Too early a morning for the quantity of beer drunk the night before. But I had one more place to see on my list. Ghent. Billed to me as ‘basically Bruges without the tourists’. Ghent was overall less overtly pretty than Bruges – but that was to be expected. It was still very handsome though, just less manicured. A selection of neighbourhoods divide up the town; not that you’d know that for the attention is constantly diverted by unmatchable views where frilly guildhalls and churches are mirrored in one of the many canals that slice up the town, or where, sitting primly above the water, you perchance upon a perfect little medieval castle with that Arthurian name of Gravensteen.

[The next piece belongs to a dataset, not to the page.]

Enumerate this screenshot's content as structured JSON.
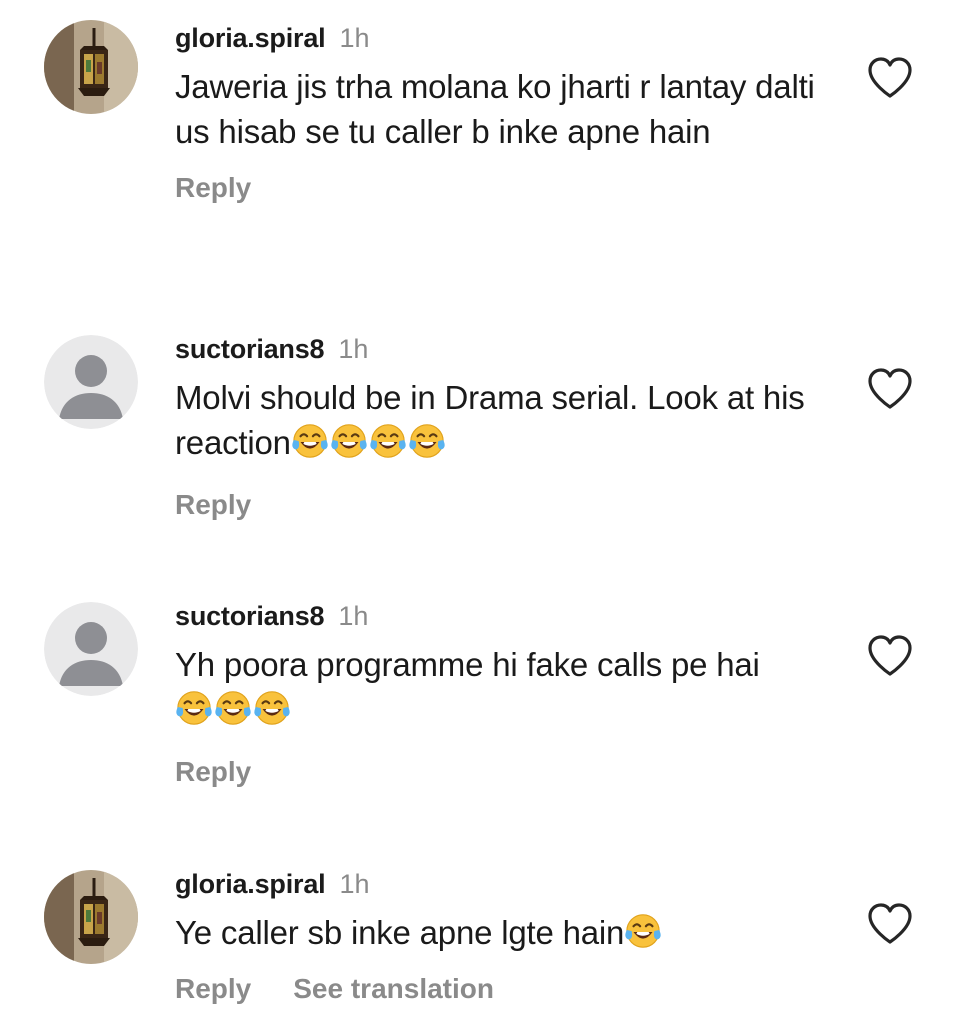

There were tourists, but not many. There were students too, for Ghent is Belgium’s Oxford. You could see locals strolling with their kids, having their lunchtime beers or lining up at the fruit and veg man. Where Bruges was a toy town that almost felt like a set, Ghent felt lived in. What it did have in common with Bruges was an infinite amount of bicycles. What it didn’t have was horse rides and double-decker hop on hop off buses. I also didn’t have to work very hard to get photos without people in them. Where I did have to work hard was to find somewhere to eat carbonade – something on my food list. After an hour of pleasant searching for something that aligned with my concept of the word ‘traditional’ I caved and chose the first place I found with the word on the menu. It was only later I realised that carbonade was the French name and that I should have been looking for the Flemish stoverij.

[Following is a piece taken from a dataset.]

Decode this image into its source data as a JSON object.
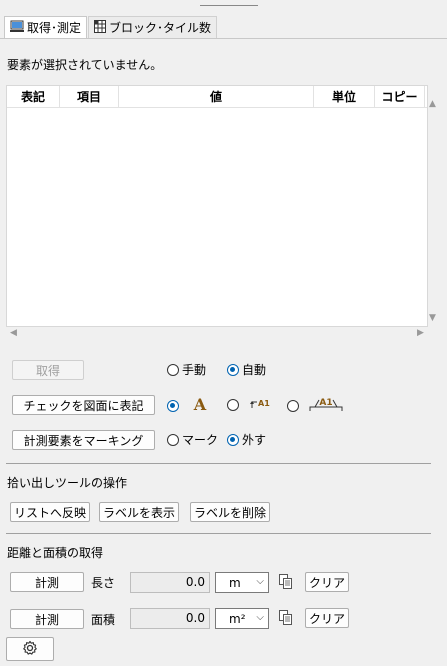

Puro was a modern place – snazzy and white – and was full of middle-aged Flemish ladies. Trust them, I thought. It wasn’t cheap but it was, thankfully, delicious. Six potato croquettes, a pot of homemade mayonnaise and a little black casserole dish filled with a heady beef stew, the stoverij of my confusion, cooked in beer. Sweet, meaty and very gratifying. A stellar dish, just ignore the price tag. There was even a very tasty salad lounging on my plate, mocking my track record.

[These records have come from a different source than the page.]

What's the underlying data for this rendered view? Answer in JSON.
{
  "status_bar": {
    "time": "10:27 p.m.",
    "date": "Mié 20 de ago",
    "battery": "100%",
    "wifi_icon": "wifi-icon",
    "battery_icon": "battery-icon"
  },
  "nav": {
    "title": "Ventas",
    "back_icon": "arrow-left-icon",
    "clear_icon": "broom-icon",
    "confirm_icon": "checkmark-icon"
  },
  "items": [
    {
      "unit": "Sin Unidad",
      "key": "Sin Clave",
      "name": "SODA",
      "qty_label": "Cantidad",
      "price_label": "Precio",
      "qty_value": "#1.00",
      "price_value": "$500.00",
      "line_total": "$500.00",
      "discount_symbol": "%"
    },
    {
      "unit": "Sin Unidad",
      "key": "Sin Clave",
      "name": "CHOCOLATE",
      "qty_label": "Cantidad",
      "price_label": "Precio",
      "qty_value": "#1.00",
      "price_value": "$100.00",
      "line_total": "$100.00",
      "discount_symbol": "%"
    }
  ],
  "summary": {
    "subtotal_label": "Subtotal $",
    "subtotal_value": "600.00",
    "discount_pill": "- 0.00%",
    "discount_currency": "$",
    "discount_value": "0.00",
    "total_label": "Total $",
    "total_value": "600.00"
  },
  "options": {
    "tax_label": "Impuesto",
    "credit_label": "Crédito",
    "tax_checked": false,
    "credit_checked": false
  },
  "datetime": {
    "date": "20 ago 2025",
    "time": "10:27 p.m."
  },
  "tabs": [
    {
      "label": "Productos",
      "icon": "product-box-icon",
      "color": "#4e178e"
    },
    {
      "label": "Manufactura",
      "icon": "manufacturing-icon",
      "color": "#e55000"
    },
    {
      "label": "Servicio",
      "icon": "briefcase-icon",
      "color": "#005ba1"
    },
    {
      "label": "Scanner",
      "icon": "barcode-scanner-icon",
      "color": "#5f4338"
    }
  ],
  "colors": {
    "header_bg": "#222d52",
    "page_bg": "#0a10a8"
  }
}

After a quick drink at T’Galgenhuisje, the smallest pub in Ghent, it was a walk along the softly lit canals out of the historic quarter that confirmed two things. One, that with its peaceful stretches reminiscent of the Regent’s Canal system in London, and its gentle focus on the use of bicycles, Ghent was a city I could live in. The second thing was that Flemish girls are truly beautiful. But this is a blog about food. I was able to procure a last foodstuff in Ghent – neuzekes ‘Ghent noses’. A traditional cone-shaped sweet. The outer casing is a crystallised sugar – grainy sweet and raspberry-flavoured – around a loose jelly of the same flavour. Teeth-rotting but a tasty diversion.
As the last pulse of sunbeams was cloaked by clouds it was the end of my time in Ghent and, indeed, Belgium. One more foodstuff surprise was in store for me however. Filet américain. A raw beef patty – like steak tartare – mixed with mustard, mayonnaise, parsley, capers and a dash of Worcestershire sauce. Served with homemade chips. All prepared by Niko. It was fragrant and flavourful and was the first raw beef I’d ever eaten. The chips were good too: ‘Almost every Belgian has a fryer at home’, said my guidebook.
Belgium, that amiable schizophrenic, was an unforeseen joy. The countryside, while tame, often flat, and very green, reminded me of home, which is never a bad thing and the varied cuisine both excited my palate and filled me to bursting. And don’t get me started on the beer…